Dataset records ->

· · ·

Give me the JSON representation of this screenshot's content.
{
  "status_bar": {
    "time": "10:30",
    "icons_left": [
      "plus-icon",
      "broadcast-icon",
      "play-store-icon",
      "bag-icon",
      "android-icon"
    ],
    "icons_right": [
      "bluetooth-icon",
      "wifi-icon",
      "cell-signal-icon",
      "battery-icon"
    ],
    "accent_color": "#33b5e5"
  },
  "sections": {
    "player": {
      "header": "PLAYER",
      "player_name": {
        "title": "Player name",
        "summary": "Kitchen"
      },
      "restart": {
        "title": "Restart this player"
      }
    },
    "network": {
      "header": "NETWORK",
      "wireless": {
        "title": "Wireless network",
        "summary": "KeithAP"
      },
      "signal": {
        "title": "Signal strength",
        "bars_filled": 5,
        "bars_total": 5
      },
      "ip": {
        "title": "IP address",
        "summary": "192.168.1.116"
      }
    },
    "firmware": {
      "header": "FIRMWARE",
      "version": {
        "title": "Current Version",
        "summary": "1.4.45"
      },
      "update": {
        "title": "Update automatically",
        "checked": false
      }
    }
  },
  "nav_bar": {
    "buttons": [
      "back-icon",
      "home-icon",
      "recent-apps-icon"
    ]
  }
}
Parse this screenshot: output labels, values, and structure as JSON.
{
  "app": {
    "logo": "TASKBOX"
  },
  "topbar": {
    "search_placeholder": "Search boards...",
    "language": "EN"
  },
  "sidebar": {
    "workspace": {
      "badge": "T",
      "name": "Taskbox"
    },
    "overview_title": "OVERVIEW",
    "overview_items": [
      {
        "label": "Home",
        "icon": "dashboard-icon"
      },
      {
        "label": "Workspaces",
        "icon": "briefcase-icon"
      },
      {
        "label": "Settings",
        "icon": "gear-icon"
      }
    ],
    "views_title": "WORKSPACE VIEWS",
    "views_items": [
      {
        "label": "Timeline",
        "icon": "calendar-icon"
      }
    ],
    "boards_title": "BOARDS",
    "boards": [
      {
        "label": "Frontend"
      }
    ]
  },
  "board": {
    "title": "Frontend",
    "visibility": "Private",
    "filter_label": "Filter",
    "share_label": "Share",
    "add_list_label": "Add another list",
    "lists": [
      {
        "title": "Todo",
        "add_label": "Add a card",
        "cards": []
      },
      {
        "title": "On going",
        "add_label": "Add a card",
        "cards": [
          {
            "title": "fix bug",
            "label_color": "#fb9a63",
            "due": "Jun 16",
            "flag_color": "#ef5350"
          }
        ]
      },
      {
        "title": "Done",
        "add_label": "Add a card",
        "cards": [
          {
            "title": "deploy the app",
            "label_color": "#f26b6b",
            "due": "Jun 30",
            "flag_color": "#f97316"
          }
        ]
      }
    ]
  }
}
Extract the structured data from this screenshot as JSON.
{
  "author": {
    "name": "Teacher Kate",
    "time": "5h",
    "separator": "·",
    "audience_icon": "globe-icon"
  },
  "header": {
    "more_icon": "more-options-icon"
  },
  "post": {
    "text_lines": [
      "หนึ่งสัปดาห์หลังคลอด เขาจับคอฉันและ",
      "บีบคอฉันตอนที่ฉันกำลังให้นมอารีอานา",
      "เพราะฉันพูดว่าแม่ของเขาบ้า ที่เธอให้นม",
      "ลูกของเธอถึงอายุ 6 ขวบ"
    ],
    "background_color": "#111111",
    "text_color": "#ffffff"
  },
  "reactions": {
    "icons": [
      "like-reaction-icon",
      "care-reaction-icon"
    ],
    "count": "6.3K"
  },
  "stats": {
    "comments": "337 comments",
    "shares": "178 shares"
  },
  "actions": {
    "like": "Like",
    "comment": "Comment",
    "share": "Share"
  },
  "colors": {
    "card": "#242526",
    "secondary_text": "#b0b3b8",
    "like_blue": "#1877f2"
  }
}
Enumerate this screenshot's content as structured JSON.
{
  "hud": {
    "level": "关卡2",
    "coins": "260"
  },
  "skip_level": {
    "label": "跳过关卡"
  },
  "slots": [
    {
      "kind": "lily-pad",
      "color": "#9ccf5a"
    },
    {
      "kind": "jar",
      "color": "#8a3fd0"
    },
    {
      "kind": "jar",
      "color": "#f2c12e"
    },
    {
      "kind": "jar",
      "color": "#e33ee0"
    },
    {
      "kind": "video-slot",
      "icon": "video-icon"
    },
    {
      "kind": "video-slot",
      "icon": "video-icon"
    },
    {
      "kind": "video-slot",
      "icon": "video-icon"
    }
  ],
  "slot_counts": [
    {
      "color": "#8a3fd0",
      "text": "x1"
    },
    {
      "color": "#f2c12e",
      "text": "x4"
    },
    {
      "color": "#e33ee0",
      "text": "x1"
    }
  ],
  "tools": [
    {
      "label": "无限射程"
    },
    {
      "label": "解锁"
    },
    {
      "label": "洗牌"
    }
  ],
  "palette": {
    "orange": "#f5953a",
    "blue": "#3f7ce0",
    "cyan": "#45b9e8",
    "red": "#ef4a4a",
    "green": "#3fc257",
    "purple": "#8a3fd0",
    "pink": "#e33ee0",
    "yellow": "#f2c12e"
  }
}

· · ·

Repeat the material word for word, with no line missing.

Give me the JSON representation of this screenshot's content.
{
  "status_bar": {
    "time": "10:30",
    "icons_left": [
      "plus-icon",
      "broadcast-icon",
      "play-store-icon",
      "bag-icon",
      "android-icon"
    ],
    "icons_right": [
      "bluetooth-icon",
      "wifi-icon",
      "cell-signal-icon",
      "battery-icon"
    ],
    "accent_color": "#33b5e5"
  },
  "sections": {
    "player": {
      "header": "PLAYER",
      "player_name": {
        "title": "Player name",
        "summary": "Kitchen"
      },
      "restart": {
        "title": "Restart this player"
      }
    },
    "network": {
      "header": "NETWORK",
      "wireless": {
        "title": "Wireless network",
        "summary": "KeithAP"
      },
      "signal": {
        "title": "Signal strength",
        "bars_filled": 5,
        "bars_total": 5
      },
      "ip": {
        "title": "IP address",
        "summary": "192.168.1.116"
      }
    },
    "firmware": {
      "header": "FIRMWARE",
      "version": {
        "title": "Current Version",
        "summary": "1.4.45"
      },
      "update": {
        "title": "Update automatically",
        "checked": false
      }
    }
  },
  "nav_bar": {
    "buttons": [
      "back-icon",
      "home-icon",
      "recent-apps-icon"
    ]
  }
}
Parse this screenshot: output labels, values, and structure as JSON.
{
  "app": {
    "logo": "TASKBOX"
  },
  "topbar": {
    "search_placeholder": "Search boards...",
    "language": "EN"
  },
  "sidebar": {
    "workspace": {
      "badge": "T",
      "name": "Taskbox"
    },
    "overview_title": "OVERVIEW",
    "overview_items": [
      {
        "label": "Home",
        "icon": "dashboard-icon"
      },
      {
        "label": "Workspaces",
        "icon": "briefcase-icon"
      },
      {
        "label": "Settings",
        "icon": "gear-icon"
      }
    ],
    "views_title": "WORKSPACE VIEWS",
    "views_items": [
      {
        "label": "Timeline",
        "icon": "calendar-icon"
      }
    ],
    "boards_title": "BOARDS",
    "boards": [
      {
        "label": "Frontend"
      }
    ]
  },
  "board": {
    "title": "Frontend",
    "visibility": "Private",
    "filter_label": "Filter",
    "share_label": "Share",
    "add_list_label": "Add another list",
    "lists": [
      {
        "title": "Todo",
        "add_label": "Add a card",
        "cards": []
      },
      {
        "title": "On going",
        "add_label": "Add a card",
        "cards": [
          {
            "title": "fix bug",
            "label_color": "#fb9a63",
            "due": "Jun 16",
            "flag_color": "#ef5350"
          }
        ]
      },
      {
        "title": "Done",
        "add_label": "Add a card",
        "cards": [
          {
            "title": "deploy the app",
            "label_color": "#f26b6b",
            "due": "Jun 30",
            "flag_color": "#f97316"
          }
        ]
      }
    ]
  }
}
Extract the structured data from this screenshot as JSON.
{
  "author": {
    "name": "Teacher Kate",
    "time": "5h",
    "separator": "·",
    "audience_icon": "globe-icon"
  },
  "header": {
    "more_icon": "more-options-icon"
  },
  "post": {
    "text_lines": [
      "หนึ่งสัปดาห์หลังคลอด เขาจับคอฉันและ",
      "บีบคอฉันตอนที่ฉันกำลังให้นมอารีอานา",
      "เพราะฉันพูดว่าแม่ของเขาบ้า ที่เธอให้นม",
      "ลูกของเธอถึงอายุ 6 ขวบ"
    ],
    "background_color": "#111111",
    "text_color": "#ffffff"
  },
  "reactions": {
    "icons": [
      "like-reaction-icon",
      "care-reaction-icon"
    ],
    "count": "6.3K"
  },
  "stats": {
    "comments": "337 comments",
    "shares": "178 shares"
  },
  "actions": {
    "like": "Like",
    "comment": "Comment",
    "share": "Share"
  },
  "colors": {
    "card": "#242526",
    "secondary_text": "#b0b3b8",
    "like_blue": "#1877f2"
  }
}
Enumerate this screenshot's content as structured JSON.
{
  "hud": {
    "level": "关卡2",
    "coins": "260"
  },
  "skip_level": {
    "label": "跳过关卡"
  },
  "slots": [
    {
      "kind": "lily-pad",
      "color": "#9ccf5a"
    },
    {
      "kind": "jar",
      "color": "#8a3fd0"
    },
    {
      "kind": "jar",
      "color": "#f2c12e"
    },
    {
      "kind": "jar",
      "color": "#e33ee0"
    },
    {
      "kind": "video-slot",
      "icon": "video-icon"
    },
    {
      "kind": "video-slot",
      "icon": "video-icon"
    },
    {
      "kind": "video-slot",
      "icon": "video-icon"
    }
  ],
  "slot_counts": [
    {
      "color": "#8a3fd0",
      "text": "x1"
    },
    {
      "color": "#f2c12e",
      "text": "x4"
    },
    {
      "color": "#e33ee0",
      "text": "x1"
    }
  ],
  "tools": [
    {
      "label": "无限射程"
    },
    {
      "label": "解锁"
    },
    {
      "label": "洗牌"
    }
  ],
  "palette": {
    "orange": "#f5953a",
    "blue": "#3f7ce0",
    "cyan": "#45b9e8",
    "red": "#ef4a4a",
    "green": "#3fc257",
    "purple": "#8a3fd0",
    "pink": "#e33ee0",
    "yellow": "#f2c12e"
  }
}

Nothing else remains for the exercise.